The Neue Zürcher Zeitung also voices disappointment, pointing out that the agreement was negotiated very much in the EU's interests:

“[Canada] supported the EU's idea of investment tribunals for settling conflicts between foreign investors and the host state. This overcomes the weaknesses of the private arbitration courts that have been used until now. All this is very far removed from the distorted image spread by the opponents of the deal, who portray Ceta as a dictatorship of big business which will undermine the rule of law and democracy. Those who can't stop globalisation but want to have a say in what it looks like, need precisely such agreements until multilateral progress is made in the World Trade Organization. Those who reject Ceta must ask themselves whether they are not in fact against any liberalisation of trade, and therefore want to further the interests of economic nationalists. If so, they must be willing to accept the negative impact on growth and employment.”

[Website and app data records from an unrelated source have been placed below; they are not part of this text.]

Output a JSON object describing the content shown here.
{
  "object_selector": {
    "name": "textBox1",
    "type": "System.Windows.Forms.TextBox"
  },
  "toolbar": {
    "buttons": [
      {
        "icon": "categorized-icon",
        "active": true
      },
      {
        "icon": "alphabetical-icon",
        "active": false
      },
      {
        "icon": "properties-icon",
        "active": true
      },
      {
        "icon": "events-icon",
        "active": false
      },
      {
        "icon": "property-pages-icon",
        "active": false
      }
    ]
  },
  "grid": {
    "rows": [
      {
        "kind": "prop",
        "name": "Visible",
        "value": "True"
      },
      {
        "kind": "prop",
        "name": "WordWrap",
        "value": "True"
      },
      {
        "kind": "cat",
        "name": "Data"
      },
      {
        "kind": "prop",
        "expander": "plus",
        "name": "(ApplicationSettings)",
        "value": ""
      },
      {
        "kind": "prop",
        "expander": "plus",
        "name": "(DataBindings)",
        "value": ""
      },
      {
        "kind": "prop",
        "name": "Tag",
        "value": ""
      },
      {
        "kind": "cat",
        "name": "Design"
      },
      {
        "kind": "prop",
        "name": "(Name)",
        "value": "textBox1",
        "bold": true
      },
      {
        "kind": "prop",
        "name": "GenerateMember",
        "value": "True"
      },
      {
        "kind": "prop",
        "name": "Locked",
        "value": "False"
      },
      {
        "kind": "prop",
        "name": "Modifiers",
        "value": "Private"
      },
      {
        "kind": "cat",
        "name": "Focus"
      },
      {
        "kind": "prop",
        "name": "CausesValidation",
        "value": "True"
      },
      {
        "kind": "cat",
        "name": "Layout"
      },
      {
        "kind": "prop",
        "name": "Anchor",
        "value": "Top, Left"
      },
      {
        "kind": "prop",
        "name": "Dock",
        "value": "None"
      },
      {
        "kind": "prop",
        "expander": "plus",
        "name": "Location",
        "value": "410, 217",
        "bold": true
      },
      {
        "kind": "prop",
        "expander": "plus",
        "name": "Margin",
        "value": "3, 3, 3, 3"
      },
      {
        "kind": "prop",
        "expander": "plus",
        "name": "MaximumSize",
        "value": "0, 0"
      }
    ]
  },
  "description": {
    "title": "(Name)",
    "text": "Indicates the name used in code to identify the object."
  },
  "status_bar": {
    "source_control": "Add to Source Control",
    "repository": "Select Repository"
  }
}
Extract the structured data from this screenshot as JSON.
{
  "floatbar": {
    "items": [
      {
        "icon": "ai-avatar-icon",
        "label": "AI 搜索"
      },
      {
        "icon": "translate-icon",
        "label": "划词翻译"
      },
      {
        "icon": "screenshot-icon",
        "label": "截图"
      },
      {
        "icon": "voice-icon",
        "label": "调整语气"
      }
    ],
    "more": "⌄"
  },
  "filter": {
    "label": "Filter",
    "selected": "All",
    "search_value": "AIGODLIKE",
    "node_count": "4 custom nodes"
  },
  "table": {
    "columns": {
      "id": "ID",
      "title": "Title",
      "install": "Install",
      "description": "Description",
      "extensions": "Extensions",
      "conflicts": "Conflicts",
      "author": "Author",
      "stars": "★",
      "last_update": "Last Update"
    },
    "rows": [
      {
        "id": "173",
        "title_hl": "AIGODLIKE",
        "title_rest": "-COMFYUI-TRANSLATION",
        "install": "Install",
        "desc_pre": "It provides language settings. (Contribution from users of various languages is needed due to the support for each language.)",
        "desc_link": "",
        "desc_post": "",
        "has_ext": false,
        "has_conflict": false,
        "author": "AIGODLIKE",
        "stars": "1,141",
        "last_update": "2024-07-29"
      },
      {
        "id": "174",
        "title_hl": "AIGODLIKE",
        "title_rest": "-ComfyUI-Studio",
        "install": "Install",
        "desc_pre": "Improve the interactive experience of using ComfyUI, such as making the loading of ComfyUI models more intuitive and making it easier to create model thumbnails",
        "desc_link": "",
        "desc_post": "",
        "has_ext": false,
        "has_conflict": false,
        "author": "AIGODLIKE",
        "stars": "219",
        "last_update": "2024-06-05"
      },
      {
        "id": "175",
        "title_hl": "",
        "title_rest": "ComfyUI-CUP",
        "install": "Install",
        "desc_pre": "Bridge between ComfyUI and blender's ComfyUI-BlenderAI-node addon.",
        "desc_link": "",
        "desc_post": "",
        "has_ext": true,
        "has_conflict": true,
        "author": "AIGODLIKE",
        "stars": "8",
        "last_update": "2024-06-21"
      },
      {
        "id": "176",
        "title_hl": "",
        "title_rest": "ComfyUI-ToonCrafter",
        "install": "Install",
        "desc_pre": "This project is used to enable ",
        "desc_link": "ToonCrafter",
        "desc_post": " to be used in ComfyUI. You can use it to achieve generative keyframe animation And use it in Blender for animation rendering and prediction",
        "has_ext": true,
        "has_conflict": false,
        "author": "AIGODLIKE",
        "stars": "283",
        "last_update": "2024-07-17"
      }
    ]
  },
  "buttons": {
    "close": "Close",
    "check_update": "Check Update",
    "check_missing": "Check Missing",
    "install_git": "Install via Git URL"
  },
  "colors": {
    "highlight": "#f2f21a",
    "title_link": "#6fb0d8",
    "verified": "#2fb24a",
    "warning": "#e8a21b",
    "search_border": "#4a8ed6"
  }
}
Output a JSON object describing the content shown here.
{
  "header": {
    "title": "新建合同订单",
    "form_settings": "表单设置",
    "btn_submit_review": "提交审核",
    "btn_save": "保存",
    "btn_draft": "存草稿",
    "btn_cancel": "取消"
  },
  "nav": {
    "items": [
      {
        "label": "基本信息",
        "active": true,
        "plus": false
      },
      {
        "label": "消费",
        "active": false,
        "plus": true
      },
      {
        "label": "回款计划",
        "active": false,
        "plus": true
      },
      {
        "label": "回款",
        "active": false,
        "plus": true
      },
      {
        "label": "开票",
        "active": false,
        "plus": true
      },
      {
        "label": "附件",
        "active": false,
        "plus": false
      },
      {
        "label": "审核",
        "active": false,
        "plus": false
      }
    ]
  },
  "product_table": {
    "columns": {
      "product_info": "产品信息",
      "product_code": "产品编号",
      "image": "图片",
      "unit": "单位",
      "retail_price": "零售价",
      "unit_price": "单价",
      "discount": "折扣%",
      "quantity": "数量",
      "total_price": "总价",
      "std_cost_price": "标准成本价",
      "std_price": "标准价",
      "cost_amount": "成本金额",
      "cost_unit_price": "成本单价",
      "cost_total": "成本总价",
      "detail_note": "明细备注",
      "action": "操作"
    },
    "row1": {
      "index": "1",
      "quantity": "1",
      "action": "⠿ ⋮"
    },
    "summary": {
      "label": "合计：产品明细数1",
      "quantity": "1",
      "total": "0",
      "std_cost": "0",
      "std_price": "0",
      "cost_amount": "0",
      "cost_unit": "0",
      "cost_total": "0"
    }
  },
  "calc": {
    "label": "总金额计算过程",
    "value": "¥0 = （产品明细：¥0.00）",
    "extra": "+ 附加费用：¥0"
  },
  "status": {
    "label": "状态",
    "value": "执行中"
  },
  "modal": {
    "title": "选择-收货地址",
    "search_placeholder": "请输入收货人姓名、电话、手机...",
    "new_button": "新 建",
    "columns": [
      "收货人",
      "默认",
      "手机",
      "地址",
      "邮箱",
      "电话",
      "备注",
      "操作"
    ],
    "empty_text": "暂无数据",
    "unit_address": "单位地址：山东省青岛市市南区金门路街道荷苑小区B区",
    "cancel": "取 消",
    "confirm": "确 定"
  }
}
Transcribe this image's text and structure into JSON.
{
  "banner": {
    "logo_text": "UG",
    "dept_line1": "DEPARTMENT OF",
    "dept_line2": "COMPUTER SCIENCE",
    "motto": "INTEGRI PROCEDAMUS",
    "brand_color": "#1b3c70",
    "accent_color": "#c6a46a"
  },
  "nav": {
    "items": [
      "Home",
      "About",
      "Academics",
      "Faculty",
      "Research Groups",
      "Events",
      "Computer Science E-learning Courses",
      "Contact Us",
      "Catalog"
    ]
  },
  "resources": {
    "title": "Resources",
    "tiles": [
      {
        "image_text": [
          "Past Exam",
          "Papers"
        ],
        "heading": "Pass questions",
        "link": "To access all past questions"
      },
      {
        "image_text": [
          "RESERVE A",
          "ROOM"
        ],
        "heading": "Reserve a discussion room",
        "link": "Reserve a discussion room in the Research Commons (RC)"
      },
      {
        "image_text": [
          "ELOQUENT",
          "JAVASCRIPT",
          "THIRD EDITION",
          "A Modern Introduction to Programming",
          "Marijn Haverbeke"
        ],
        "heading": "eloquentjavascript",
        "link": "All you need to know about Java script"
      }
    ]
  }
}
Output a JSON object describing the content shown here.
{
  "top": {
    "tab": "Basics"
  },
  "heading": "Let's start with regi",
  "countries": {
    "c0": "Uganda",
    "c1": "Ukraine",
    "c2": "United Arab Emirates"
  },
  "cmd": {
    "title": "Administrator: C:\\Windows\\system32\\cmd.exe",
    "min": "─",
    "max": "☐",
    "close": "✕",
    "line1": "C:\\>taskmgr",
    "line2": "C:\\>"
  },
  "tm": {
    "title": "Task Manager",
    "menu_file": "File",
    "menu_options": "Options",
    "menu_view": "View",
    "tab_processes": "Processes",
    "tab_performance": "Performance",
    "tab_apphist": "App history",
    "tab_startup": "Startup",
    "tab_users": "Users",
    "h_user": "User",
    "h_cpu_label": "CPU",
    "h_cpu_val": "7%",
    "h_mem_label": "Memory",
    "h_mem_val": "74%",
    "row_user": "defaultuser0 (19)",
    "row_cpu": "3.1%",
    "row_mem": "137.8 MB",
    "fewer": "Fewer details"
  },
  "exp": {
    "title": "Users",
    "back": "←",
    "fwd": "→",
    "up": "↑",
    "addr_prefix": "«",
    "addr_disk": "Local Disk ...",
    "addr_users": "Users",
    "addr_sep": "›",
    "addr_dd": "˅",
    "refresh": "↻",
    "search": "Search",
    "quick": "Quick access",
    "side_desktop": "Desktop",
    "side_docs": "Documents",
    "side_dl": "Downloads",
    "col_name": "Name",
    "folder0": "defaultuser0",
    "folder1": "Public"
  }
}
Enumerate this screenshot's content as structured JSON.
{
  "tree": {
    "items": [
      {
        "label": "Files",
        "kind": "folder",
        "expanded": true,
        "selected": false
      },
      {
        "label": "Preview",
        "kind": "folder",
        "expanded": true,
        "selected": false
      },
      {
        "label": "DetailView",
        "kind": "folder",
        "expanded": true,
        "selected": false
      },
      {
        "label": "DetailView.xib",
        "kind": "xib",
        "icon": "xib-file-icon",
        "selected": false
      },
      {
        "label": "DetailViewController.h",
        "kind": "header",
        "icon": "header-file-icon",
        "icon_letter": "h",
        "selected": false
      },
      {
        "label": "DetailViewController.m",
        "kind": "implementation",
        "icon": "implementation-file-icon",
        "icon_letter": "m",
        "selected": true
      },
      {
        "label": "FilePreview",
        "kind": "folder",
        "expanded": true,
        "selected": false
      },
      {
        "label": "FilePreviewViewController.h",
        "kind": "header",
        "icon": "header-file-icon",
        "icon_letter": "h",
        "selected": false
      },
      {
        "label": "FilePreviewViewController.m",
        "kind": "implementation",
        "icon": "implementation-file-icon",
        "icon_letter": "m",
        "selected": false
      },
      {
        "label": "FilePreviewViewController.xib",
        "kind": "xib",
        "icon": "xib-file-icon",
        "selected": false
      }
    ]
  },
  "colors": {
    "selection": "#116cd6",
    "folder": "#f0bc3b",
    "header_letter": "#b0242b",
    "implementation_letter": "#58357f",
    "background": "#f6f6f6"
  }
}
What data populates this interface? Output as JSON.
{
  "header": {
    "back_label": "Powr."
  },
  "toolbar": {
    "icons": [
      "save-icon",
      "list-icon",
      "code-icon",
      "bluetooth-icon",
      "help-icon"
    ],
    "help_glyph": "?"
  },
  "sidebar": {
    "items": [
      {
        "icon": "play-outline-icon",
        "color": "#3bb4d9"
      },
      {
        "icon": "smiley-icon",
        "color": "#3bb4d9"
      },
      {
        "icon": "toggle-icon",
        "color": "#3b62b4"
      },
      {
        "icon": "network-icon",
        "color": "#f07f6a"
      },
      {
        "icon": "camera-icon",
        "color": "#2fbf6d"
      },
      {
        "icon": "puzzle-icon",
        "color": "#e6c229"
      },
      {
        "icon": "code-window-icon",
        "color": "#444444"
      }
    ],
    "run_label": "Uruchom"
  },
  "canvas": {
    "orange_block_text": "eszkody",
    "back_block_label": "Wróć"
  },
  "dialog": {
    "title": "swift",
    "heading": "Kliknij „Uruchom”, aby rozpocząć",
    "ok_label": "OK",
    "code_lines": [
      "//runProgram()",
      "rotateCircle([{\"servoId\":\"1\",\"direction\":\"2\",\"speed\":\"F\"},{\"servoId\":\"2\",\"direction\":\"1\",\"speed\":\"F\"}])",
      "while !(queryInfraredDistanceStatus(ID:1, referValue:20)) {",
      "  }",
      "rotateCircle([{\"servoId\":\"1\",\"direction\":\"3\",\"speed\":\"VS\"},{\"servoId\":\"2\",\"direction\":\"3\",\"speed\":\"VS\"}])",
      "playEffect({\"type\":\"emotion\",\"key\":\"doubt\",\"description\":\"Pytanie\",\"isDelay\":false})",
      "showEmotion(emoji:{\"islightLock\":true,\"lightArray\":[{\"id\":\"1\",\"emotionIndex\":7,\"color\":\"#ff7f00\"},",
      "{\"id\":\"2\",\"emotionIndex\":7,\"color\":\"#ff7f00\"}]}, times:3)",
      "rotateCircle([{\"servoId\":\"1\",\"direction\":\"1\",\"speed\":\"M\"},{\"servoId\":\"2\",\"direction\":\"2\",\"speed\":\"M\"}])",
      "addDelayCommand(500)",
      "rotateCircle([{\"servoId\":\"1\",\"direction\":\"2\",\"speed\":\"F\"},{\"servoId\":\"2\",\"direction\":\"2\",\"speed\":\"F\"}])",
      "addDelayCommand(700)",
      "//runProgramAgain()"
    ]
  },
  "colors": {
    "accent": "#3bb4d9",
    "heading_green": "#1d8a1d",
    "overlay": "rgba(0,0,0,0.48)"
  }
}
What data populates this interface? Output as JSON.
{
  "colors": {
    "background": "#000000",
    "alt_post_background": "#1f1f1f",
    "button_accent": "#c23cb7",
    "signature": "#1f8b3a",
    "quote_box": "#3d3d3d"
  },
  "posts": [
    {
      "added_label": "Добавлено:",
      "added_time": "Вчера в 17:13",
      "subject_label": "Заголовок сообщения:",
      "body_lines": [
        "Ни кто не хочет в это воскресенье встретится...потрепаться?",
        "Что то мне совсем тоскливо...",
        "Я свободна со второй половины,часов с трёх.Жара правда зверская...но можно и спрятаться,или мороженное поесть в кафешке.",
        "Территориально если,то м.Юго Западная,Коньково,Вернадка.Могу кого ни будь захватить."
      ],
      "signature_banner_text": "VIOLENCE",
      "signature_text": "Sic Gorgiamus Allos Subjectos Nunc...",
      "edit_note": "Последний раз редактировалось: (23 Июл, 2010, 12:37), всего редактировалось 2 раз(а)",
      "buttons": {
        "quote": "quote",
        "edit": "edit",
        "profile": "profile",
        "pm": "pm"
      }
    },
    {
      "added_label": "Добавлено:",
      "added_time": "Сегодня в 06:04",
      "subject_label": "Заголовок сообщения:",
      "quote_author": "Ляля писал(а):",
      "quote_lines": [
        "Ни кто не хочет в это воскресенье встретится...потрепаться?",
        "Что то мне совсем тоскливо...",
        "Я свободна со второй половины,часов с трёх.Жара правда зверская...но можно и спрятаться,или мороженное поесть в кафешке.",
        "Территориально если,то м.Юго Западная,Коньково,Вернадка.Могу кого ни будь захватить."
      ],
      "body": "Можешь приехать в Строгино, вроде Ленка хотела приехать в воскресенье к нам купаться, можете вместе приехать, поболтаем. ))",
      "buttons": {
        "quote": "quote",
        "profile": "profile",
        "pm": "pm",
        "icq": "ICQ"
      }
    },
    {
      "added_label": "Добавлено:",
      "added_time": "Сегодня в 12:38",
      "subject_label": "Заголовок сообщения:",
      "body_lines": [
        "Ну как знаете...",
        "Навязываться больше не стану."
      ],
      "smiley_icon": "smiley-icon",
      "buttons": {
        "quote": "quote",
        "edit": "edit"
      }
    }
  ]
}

Jyllands-Posten (DK) /

Populist Walloons ruining everything

Europe is squandering an important opportunity, Jyllands-Posten fears:

“In times when the key players - among them the two presidential candidates in the US - are moving towards protectionism, when global trade is stagnating and global economic growth and the labour market are suffering as a consequence, trade agreements are more important than ever. Since World War II free trade has hoisted hundreds of millions of people out of poverty by creating economic growth and jobs. It would be intolerable if a handful of populist Walloons were able to destroy a far-reaching free-trade agreement like this one, from which the great majority of true Europeans stand to benefit.”

De Morgen (BE) /

Ceta gets to the heart of the Europe debate

De Morgen defends the Walloons against all the criticism:

“What do they think they're doing? people across Europe are saying. We heard the same thing after the Ukraine referendum in the Netherlands, and after the Brexit vote. … Clearly representing the people is regarded as a threat to democracy. … The row over Ceta gets to the heart of the debate about European democracy. Should a member state - or part of a member state - say no when 'Europe' has already said yes? … Whether the Twitter economists like it or not, such 'classic' agreements are no longer supported by a growing section of the European population. The opposition to mega-treaties comes from all kinds of groups, from eurosceptic right-wing populists to red-green voters. … Either legitimate criticism continues to be suppressed or the day will come when the European project really is torpedoed at the polls - as was already the case in England.”